(What the exercise asks) Scan the listing below. Report each line that includes "Frete".

=== Begin Enclosure ===

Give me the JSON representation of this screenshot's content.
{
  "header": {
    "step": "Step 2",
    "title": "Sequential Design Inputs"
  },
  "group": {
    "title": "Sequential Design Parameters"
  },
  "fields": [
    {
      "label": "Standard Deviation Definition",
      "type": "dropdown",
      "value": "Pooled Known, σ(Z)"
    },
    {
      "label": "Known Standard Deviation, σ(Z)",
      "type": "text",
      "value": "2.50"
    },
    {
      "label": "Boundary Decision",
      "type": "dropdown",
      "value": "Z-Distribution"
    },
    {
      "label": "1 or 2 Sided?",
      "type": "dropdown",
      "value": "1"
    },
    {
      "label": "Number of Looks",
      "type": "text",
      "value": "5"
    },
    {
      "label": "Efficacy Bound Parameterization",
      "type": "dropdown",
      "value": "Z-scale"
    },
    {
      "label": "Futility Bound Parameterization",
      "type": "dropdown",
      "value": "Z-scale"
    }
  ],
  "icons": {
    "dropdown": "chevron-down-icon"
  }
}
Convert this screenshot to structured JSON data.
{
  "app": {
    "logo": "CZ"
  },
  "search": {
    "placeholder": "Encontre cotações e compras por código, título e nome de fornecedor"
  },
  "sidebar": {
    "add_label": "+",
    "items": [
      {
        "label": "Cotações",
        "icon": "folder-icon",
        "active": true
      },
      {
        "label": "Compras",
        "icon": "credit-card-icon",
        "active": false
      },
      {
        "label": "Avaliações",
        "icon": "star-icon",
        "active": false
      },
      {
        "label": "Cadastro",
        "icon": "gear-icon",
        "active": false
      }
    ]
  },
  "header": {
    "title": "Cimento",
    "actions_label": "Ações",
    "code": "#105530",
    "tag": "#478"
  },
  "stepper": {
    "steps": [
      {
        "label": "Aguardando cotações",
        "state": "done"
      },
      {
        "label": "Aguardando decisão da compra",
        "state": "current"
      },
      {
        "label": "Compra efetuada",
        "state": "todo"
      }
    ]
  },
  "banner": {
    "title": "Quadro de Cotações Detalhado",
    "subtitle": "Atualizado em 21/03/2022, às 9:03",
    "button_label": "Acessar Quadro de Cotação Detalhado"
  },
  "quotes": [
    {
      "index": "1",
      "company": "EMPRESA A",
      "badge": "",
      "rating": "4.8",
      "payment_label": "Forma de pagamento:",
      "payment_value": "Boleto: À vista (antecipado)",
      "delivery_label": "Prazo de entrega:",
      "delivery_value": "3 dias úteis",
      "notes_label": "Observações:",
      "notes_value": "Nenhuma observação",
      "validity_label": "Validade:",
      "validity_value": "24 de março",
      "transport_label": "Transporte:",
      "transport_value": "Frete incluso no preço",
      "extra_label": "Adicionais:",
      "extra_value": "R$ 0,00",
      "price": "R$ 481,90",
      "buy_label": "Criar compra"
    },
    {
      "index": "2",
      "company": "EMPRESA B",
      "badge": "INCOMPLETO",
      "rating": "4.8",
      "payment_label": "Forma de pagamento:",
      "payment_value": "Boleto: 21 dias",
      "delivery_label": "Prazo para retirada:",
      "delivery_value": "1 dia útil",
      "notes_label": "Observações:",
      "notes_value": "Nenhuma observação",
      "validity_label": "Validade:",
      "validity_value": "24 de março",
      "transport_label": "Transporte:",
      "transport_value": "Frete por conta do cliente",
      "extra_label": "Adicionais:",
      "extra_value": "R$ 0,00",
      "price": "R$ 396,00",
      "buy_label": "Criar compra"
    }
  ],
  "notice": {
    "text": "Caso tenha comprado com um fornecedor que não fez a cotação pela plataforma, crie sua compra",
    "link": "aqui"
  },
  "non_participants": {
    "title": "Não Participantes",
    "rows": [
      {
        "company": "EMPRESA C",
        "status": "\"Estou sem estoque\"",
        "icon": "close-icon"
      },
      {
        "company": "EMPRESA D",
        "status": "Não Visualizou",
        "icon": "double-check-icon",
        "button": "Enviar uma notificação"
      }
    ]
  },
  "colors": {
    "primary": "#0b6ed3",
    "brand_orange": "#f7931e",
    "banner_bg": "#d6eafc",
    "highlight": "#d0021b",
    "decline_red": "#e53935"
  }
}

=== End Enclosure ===

(Answer box)
      "transport_value": "Frete incluso no preço",
      "transport_value": "Frete por conta do cliente",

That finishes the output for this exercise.